Only the lines holding "this" are wanted; find them in the listing and return each one.
--- START ---
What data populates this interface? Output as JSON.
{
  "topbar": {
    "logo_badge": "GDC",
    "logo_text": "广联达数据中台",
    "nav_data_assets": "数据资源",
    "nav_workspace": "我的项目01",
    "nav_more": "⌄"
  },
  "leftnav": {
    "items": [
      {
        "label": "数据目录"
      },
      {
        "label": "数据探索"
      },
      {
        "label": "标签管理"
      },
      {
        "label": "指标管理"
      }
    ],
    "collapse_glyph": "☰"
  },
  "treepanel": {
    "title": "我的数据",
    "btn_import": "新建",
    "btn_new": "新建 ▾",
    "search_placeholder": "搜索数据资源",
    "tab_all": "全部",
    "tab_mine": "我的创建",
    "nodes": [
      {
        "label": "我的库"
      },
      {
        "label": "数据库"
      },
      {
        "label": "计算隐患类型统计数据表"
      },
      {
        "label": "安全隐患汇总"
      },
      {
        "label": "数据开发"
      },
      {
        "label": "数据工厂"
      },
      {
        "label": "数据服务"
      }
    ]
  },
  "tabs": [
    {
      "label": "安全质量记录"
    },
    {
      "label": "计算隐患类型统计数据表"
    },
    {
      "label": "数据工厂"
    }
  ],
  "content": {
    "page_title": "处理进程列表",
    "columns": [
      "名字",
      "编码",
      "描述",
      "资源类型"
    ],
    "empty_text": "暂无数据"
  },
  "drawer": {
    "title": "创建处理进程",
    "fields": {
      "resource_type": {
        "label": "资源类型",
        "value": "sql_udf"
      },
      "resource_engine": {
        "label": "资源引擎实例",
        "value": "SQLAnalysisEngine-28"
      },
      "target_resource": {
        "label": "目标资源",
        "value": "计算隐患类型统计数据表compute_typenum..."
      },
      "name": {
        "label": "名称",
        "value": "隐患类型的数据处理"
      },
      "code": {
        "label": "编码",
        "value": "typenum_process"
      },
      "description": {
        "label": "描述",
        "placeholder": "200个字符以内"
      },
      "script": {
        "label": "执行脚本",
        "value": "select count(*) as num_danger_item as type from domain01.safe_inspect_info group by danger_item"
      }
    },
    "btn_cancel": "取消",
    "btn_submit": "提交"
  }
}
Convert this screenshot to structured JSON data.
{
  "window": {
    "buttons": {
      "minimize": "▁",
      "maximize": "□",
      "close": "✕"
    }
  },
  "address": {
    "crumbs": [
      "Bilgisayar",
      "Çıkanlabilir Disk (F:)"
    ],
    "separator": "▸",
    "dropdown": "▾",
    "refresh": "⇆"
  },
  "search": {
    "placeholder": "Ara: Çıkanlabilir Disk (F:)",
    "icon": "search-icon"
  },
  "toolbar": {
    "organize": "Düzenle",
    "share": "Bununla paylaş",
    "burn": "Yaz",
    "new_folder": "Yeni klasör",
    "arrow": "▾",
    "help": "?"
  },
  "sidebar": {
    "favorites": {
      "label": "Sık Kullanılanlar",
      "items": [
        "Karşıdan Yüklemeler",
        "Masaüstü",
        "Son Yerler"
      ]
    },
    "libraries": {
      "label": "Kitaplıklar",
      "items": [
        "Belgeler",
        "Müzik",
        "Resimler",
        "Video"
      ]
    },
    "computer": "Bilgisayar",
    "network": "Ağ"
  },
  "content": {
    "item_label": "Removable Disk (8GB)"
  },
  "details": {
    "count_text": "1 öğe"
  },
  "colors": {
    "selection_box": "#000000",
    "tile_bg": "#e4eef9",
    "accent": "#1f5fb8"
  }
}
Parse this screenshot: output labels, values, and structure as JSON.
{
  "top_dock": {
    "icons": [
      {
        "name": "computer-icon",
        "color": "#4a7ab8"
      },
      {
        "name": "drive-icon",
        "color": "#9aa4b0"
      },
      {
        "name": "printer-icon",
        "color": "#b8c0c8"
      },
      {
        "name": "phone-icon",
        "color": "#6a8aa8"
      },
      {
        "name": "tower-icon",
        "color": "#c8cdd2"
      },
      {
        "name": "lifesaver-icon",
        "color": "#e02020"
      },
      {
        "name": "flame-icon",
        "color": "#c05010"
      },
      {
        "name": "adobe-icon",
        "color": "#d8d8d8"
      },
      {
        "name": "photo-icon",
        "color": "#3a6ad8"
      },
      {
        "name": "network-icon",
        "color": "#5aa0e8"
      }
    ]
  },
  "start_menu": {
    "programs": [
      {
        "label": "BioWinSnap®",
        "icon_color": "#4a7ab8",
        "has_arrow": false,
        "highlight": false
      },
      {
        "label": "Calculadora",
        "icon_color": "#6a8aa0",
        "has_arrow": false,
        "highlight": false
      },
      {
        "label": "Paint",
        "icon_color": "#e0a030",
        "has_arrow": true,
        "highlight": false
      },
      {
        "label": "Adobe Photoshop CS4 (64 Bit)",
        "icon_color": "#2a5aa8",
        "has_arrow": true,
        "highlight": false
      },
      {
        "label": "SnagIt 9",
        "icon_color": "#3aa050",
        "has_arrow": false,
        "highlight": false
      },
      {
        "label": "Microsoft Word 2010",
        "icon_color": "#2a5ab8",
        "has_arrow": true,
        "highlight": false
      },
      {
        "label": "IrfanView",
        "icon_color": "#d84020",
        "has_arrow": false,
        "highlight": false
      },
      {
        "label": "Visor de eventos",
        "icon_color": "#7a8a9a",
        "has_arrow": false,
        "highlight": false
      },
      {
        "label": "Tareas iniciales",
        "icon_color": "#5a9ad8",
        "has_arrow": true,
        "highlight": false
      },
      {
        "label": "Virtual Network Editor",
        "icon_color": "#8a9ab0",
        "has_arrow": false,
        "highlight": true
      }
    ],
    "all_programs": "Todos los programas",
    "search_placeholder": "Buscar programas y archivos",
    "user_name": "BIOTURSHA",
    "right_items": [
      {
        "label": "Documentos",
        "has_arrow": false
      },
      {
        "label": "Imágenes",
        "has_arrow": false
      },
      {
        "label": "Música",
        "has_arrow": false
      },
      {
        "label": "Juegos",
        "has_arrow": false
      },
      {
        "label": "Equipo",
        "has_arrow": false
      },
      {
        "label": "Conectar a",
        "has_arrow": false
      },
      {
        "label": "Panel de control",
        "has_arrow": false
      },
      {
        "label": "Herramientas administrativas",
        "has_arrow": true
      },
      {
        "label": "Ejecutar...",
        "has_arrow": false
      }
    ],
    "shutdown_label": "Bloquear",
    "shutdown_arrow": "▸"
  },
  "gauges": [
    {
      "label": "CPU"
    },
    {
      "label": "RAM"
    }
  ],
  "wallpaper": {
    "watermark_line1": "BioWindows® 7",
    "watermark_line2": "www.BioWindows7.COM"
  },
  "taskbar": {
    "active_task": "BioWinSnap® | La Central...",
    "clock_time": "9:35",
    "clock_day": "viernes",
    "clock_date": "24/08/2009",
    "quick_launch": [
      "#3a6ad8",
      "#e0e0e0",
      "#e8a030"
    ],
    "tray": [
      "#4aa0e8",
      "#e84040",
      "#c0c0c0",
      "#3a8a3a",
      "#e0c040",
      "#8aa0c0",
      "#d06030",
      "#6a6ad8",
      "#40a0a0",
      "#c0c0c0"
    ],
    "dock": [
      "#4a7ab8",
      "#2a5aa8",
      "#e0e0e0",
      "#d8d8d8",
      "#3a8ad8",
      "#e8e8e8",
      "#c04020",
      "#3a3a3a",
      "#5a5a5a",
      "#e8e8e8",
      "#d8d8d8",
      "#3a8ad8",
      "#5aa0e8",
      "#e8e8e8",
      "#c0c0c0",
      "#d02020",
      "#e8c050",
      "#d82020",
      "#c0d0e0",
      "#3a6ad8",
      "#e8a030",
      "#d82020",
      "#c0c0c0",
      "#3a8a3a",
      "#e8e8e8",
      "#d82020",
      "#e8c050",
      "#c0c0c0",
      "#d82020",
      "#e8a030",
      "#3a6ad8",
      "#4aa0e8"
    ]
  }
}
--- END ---
TASK RESULT:
What data populates this interface? Output as JSON.
Convert this screenshot to structured JSON data.
Parse this screenshot: output labels, values, and structure as JSON.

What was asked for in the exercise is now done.